Guest Post By Kelsey Bilsback, 2019-2020 Sustainability Leadership Fellow and Postdoctoral Fellow in the Department of Atmospheric Science
It’s a cold morning here in Gu’an, China; a rural village just outside of Beijing. I’m here in one of the homes in the village to set up a scientific experiment.
When I arrive, I quickly start opening my three large black plastic suitcases full of small instruments, plastics tubes, and electrical wires. As I unravel the contents of these boxes in the kitchen, I smell the savory aroma of homemade dumplings, but there’s an acrid odor hanging in the air too. It wafts in from an adjacent room, where a large iron heating stove is emitting the smell of burning coal. This is why I’m here–to measure what’s in the vast cloud of smoke billowing out of the chimney from this heating stove.
Air pollution is one of the leading causes of premature death in China–and across the world. Millions of people in rural areas surrounding Beijing use unprocessed coal to heat their homes during the cold winter months. This coal is burned in inefficient stoves, releasing high levels of harmful air pollutants–such as particulate matter and black carbon–into the atmosphere.
When inhaled these air pollutants can lead to negative health impacts–like lung cancer and asthma. The greenhouse gases and particulate matter released from these coal stoves also impact climate by scattering and absorbing solar radiation.
Understanding the degree to which these coal stoves impact health and climate requires knowing what’s in the smoke, where the smoke travels once it’s released into the atmosphere, and how the smoke reacts chemically in the atmosphere. The measurements that I have been taking in Beijing are key inputs for global atmospheric models, which I am using to calculate climate and health effects of residential coal heating on regional and global scales.
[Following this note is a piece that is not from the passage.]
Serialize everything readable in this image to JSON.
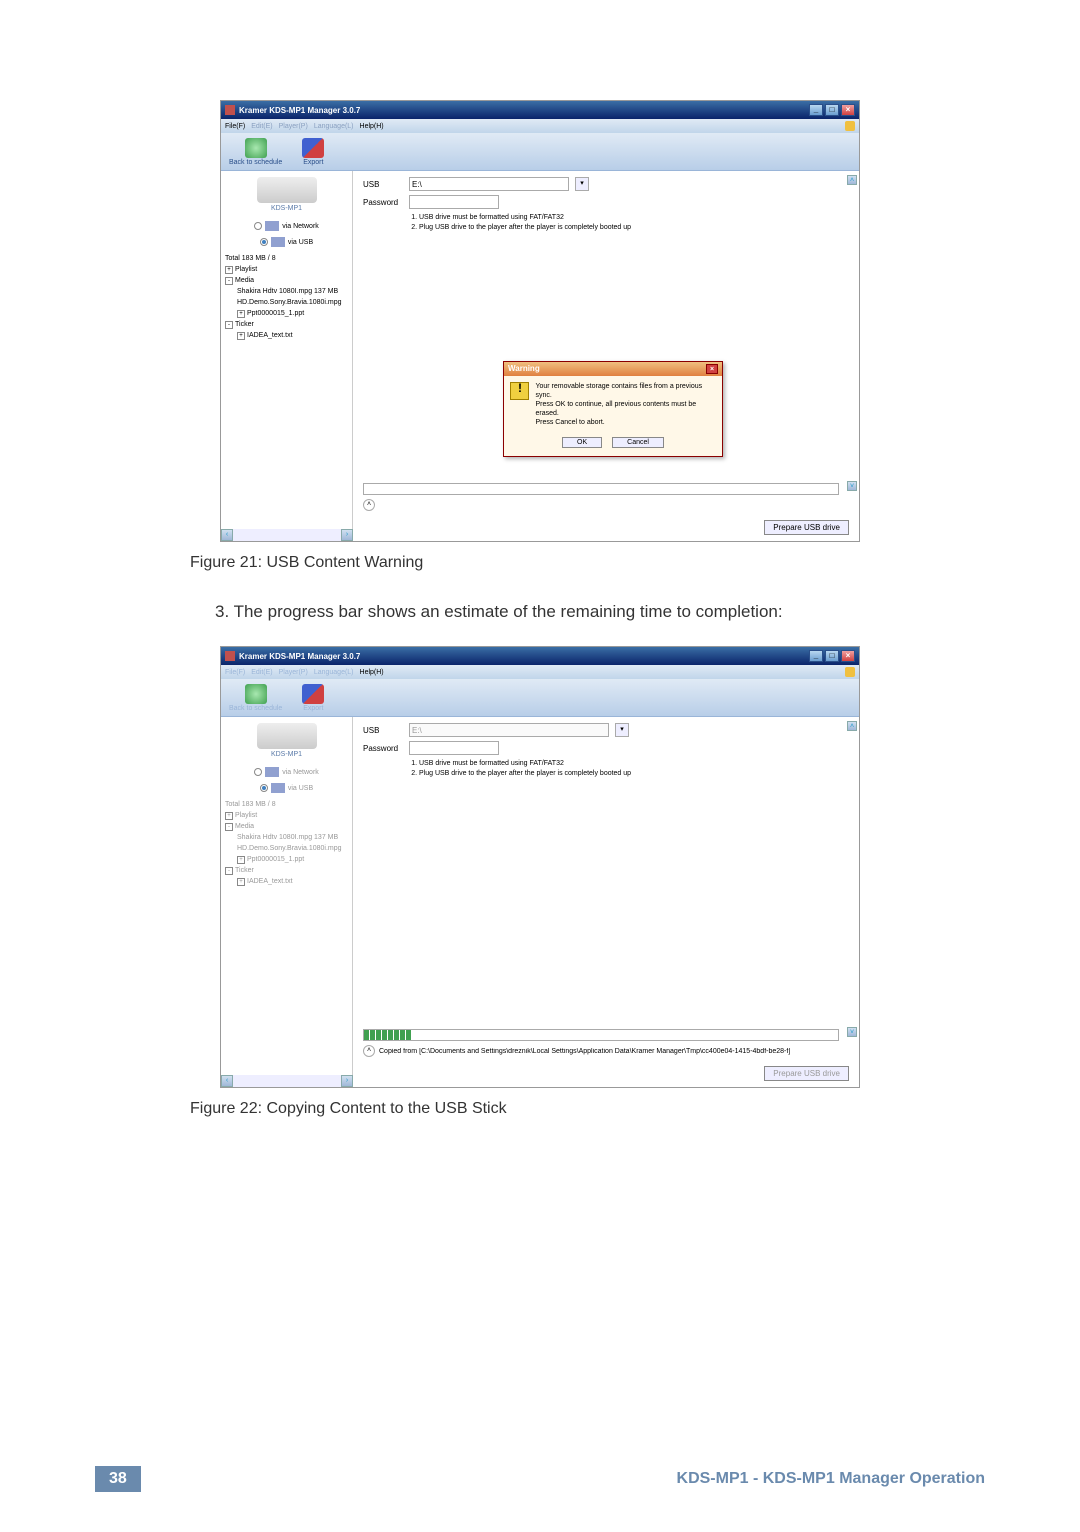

Recently, provincial- and village-level governments in Beijing and the two surrounding provinces (Tianjin and Hebei) have taken steps to reduce air pollution by implementing a ban on the purchase of coal for heating. The residential coal ban is also being implemented in conjunction with a subsidy for electric or gas-powered heat pumps to further encourage transitions from coal to cleaner fuels. The program began in the province of Beijing in 2016 and rollout is anticipated to continue through 2021.
While the ban is expected to have substantial health benefits; the policy may not be all good news. For example, some of the tiny particles emitted from coal stoves scatter solar radiation that cools the climate, so removing them may exacerbate climate warming. Additionally, news outlets have reported that schools and homes were left cold during the winter, due to issues with the program’s rollout.
This is an unprecedented air pollution policy, and while its long-term effects are yet to be determined, immediate benefits are likely to be fewer breathing and heart problems for villagers in these towns and their surrounding areas. Through a combination of measurements in China and simulation of global effects in atmospheric models, we will improve our understanding of the health and climate costs and benefits this policy will have, and inform effective air quality policies in the future.